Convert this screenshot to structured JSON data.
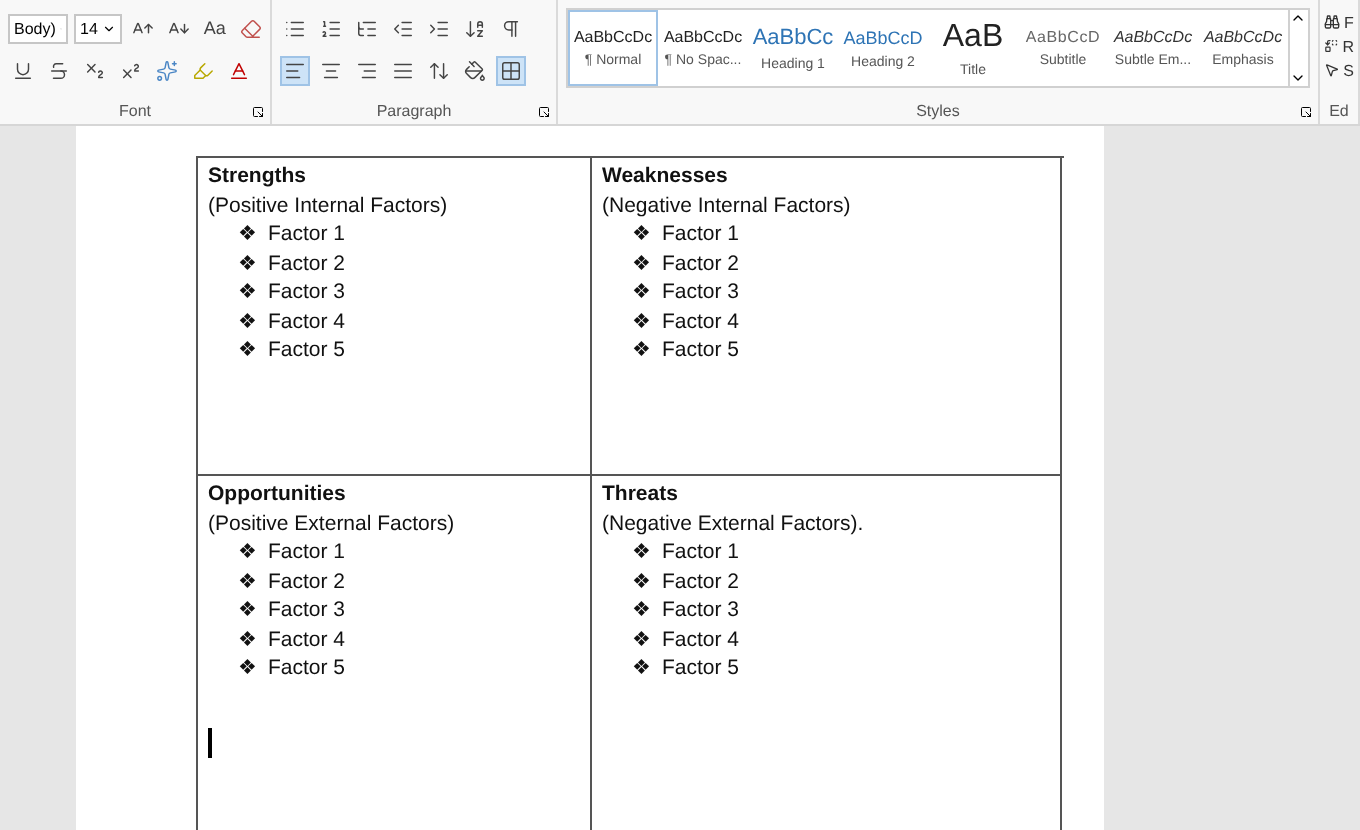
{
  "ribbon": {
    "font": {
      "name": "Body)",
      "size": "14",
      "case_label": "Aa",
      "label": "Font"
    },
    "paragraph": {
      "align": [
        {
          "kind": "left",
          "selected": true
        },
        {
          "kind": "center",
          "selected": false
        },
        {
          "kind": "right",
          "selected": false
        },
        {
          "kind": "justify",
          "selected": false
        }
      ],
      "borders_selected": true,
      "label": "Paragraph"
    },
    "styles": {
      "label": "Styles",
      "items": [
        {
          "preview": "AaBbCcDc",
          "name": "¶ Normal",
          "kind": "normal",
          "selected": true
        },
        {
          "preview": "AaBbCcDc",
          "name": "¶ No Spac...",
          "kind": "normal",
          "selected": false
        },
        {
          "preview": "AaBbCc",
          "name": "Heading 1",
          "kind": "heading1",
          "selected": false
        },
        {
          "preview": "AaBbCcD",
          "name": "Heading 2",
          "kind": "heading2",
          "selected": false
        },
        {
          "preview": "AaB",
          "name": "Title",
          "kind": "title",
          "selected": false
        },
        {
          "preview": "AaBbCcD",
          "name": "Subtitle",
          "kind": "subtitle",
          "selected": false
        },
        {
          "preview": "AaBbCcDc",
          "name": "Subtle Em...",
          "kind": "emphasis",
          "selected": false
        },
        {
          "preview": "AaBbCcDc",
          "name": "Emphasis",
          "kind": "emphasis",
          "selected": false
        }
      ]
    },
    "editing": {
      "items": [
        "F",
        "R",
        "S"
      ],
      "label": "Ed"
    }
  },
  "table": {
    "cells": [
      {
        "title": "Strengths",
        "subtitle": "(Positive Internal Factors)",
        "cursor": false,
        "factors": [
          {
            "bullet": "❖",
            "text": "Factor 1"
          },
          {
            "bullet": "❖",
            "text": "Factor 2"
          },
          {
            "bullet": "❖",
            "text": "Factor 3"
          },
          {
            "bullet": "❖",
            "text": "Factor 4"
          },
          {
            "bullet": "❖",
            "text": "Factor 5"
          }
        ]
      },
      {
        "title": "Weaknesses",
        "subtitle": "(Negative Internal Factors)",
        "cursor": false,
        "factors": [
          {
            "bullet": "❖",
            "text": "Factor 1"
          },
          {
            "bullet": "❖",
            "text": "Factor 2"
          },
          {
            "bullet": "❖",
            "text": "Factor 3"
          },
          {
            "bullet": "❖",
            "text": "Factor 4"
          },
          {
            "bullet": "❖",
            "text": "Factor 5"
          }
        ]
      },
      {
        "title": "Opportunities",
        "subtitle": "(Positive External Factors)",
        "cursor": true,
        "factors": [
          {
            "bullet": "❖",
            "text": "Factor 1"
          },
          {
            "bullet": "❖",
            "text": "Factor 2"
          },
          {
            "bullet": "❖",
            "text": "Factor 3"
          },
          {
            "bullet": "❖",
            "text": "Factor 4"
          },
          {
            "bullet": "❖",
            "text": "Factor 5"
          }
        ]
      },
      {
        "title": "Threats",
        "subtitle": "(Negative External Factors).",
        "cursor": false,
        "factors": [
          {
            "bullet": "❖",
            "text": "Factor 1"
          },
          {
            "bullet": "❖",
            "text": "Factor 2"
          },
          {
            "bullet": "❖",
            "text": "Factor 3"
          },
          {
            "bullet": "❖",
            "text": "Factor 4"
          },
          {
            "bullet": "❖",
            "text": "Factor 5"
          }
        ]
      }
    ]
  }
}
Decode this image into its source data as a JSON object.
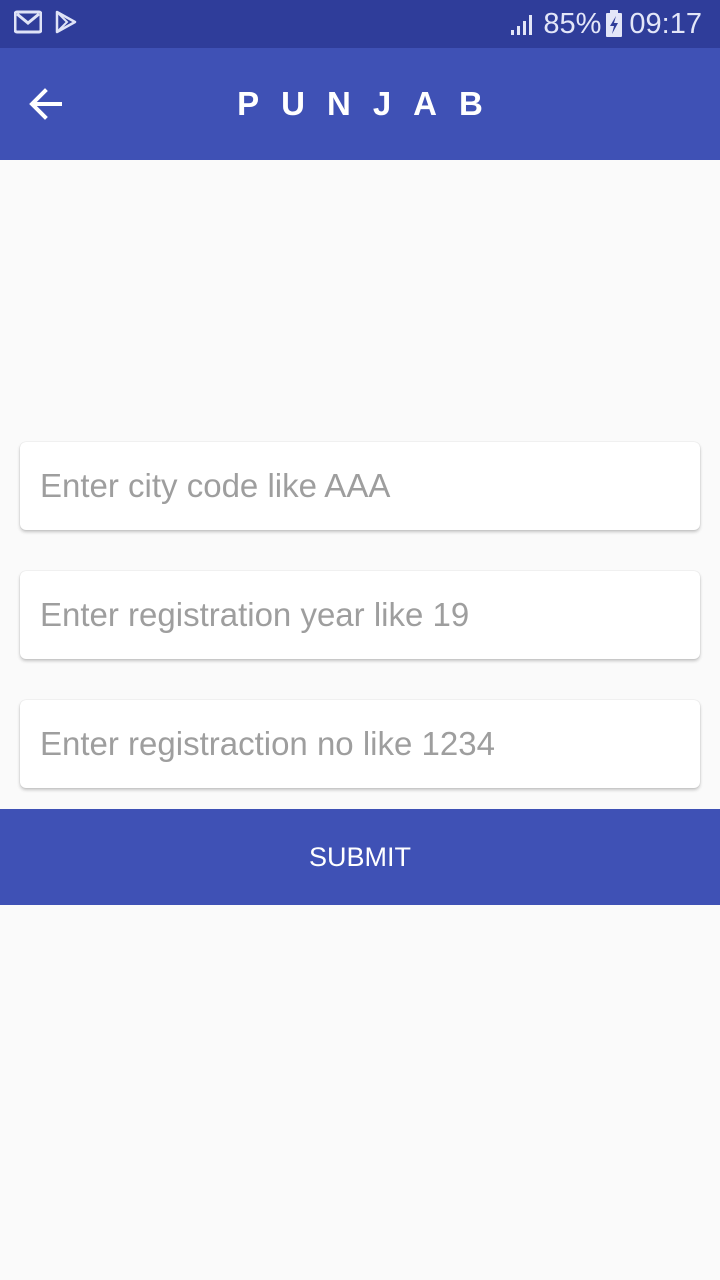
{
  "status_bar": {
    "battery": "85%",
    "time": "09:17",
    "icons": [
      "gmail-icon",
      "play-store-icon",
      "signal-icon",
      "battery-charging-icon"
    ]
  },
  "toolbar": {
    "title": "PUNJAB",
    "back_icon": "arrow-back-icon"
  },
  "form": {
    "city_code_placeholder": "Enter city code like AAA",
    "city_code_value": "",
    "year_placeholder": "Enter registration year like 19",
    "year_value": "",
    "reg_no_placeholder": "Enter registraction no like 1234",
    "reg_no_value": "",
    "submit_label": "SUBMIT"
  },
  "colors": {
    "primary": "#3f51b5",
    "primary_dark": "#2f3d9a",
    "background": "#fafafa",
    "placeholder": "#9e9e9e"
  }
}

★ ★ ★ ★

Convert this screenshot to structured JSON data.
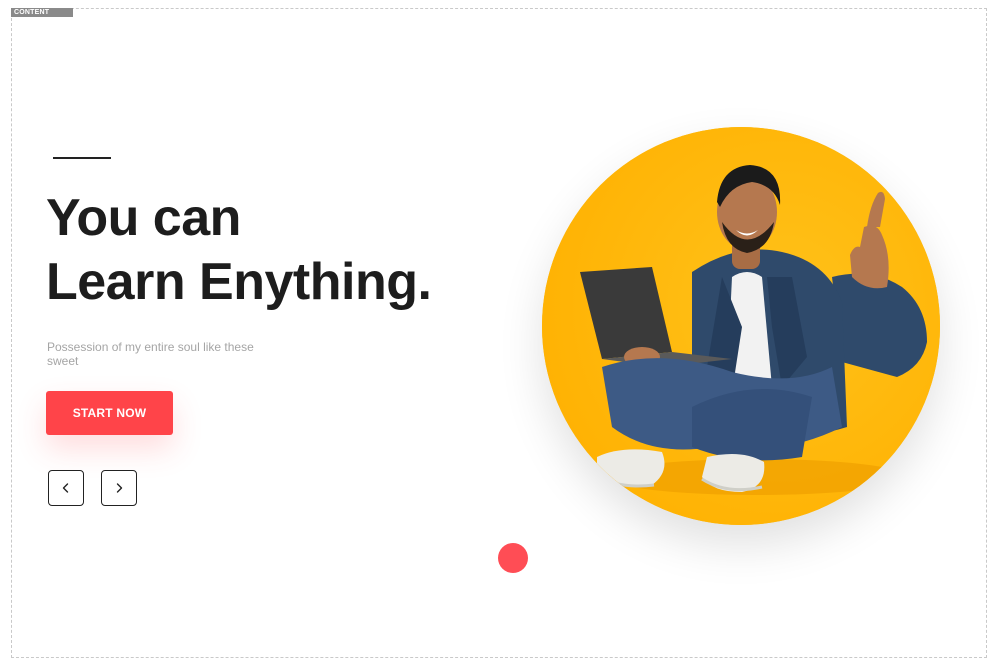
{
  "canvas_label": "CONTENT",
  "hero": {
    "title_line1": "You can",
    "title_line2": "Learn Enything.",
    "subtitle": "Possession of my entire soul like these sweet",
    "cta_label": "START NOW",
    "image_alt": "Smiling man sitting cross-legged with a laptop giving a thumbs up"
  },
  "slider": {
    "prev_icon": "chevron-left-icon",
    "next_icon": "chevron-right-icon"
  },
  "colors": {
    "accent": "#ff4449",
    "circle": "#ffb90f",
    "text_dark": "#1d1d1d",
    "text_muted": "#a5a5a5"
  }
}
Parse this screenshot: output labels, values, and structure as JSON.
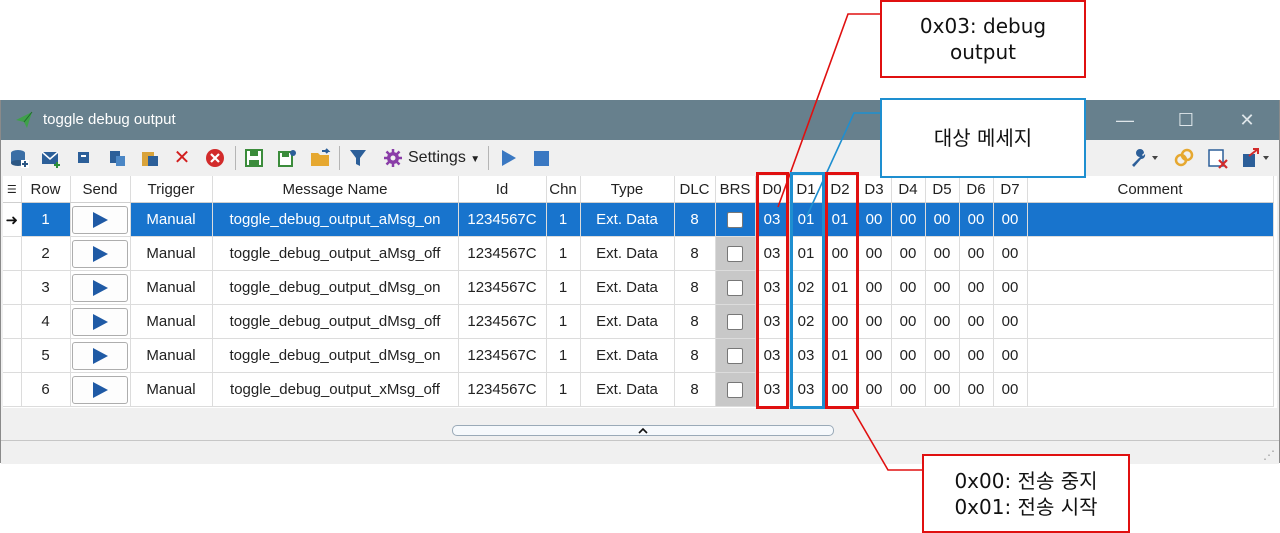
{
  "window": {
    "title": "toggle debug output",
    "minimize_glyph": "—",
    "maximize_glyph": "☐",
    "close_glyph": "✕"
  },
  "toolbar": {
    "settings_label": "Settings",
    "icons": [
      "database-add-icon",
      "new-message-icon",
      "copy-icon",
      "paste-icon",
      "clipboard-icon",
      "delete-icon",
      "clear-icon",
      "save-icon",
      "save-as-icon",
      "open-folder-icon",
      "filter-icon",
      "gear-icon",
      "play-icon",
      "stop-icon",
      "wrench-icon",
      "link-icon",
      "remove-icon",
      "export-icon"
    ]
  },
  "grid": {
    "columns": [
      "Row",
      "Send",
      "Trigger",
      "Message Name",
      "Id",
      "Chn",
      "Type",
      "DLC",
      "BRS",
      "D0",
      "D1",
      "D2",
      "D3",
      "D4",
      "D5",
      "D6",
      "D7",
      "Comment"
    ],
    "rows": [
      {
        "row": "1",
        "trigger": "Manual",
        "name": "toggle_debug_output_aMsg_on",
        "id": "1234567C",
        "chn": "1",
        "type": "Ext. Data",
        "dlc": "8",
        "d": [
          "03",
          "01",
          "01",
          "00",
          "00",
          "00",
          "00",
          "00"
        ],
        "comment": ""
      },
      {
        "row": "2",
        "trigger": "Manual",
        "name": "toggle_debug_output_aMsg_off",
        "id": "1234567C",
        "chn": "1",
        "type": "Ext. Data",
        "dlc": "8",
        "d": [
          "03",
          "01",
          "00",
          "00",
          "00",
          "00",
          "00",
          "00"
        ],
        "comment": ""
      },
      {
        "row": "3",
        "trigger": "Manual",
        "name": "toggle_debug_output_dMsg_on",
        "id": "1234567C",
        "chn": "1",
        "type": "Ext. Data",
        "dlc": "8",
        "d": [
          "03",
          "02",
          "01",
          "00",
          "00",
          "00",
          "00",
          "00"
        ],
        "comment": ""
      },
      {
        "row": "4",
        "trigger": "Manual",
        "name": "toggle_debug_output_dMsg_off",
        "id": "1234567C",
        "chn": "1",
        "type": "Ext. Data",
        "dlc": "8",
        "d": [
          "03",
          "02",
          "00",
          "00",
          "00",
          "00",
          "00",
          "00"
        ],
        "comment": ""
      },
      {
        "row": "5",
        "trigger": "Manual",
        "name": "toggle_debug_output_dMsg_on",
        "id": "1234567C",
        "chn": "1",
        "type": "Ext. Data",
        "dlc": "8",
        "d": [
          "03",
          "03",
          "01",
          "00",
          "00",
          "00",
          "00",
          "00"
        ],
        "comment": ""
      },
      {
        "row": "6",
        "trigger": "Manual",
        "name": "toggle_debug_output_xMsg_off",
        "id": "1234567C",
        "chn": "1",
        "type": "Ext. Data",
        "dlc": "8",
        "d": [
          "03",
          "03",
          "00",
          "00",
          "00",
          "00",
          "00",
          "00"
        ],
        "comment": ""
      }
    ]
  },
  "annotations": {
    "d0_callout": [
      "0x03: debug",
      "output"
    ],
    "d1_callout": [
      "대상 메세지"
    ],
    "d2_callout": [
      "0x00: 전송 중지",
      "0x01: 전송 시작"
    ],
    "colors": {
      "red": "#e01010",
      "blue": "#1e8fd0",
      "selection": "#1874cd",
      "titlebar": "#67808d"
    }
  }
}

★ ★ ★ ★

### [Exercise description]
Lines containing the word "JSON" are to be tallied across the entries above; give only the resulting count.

### [Finished exercise]
4